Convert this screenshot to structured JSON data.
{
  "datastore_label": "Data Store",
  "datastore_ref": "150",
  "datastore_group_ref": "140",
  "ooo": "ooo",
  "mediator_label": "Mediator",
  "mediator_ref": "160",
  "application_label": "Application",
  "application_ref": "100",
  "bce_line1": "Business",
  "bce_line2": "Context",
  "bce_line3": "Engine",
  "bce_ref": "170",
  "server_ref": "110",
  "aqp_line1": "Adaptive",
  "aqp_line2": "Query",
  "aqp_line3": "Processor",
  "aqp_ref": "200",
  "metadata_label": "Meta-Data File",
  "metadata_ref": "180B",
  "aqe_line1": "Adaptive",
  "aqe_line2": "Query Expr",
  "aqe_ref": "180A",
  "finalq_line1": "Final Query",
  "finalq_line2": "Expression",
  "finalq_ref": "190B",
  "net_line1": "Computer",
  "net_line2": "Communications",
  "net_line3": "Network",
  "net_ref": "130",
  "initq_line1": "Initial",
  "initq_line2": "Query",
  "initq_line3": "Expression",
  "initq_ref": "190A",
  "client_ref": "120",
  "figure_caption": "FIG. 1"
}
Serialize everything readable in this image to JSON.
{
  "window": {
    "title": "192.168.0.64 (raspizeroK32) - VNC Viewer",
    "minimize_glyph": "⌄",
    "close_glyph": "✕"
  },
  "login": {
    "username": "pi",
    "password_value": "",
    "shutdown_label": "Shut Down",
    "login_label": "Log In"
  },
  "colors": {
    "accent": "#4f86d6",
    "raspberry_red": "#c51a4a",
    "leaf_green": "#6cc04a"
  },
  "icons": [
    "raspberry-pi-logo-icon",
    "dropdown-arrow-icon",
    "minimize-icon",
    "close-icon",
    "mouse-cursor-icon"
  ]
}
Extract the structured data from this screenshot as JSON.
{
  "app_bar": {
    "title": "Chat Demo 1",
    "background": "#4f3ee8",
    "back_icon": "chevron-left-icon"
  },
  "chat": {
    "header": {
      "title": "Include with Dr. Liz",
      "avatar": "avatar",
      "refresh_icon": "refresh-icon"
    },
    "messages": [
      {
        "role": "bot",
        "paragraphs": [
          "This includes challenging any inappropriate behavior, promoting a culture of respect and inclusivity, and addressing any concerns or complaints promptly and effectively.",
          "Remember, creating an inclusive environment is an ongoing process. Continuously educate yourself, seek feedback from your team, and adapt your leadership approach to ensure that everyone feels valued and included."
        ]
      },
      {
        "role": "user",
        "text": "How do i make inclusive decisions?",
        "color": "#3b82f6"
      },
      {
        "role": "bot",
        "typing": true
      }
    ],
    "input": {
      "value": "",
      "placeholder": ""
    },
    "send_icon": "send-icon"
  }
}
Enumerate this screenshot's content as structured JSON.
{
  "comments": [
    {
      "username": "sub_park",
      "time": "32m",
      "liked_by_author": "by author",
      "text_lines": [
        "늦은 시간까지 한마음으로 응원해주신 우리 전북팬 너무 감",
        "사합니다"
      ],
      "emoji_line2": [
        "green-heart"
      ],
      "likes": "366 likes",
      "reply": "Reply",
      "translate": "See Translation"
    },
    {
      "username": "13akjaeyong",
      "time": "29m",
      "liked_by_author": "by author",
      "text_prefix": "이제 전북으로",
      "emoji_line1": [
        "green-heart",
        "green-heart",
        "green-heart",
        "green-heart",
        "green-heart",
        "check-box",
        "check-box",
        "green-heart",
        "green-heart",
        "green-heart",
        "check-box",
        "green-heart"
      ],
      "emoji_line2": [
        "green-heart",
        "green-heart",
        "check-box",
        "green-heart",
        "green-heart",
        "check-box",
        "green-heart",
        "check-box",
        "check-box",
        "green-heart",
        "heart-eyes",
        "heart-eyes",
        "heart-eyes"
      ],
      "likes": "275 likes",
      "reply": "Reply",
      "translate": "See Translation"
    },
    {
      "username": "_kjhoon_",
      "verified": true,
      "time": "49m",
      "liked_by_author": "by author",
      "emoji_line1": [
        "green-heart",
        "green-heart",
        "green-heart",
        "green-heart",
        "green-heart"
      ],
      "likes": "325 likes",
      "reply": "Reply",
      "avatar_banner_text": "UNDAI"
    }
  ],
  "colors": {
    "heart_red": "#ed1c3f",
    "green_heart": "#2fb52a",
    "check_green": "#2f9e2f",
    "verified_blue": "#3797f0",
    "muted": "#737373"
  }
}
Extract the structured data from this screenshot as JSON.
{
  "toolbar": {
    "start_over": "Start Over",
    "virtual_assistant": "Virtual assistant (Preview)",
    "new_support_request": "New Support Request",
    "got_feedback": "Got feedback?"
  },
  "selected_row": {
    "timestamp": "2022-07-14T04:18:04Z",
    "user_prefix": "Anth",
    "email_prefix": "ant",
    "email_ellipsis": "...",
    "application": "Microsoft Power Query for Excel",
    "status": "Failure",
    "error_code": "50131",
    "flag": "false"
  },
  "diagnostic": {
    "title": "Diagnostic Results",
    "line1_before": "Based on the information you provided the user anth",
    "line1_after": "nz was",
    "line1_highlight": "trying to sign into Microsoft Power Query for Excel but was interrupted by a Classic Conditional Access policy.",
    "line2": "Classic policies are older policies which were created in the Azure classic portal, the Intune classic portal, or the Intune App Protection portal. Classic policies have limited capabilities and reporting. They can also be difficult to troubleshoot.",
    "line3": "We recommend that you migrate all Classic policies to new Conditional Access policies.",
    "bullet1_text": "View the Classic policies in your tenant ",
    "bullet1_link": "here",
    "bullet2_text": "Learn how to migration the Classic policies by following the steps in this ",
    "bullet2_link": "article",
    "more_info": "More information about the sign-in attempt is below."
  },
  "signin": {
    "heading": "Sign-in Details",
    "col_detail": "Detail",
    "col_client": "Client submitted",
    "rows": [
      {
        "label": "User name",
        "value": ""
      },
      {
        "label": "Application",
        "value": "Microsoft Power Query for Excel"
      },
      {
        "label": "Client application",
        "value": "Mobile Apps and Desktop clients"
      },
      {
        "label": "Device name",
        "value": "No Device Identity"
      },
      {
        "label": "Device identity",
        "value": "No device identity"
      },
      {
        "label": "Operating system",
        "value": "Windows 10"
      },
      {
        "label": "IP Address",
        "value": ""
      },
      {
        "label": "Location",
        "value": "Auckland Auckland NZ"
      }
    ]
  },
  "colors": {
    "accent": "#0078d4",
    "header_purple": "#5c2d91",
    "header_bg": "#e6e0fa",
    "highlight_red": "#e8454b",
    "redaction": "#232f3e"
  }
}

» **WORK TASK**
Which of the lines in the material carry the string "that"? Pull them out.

» **YOUR RESPONSE**
          "Remember, creating an inclusive environment is an ongoing process. Continuously educate yourself, seek feedback from your team, and adapt your leadership approach to ensure that everyone feels valued and included."
    "line3": "We recommend that you migrate all Classic policies to new Conditional Access policies.",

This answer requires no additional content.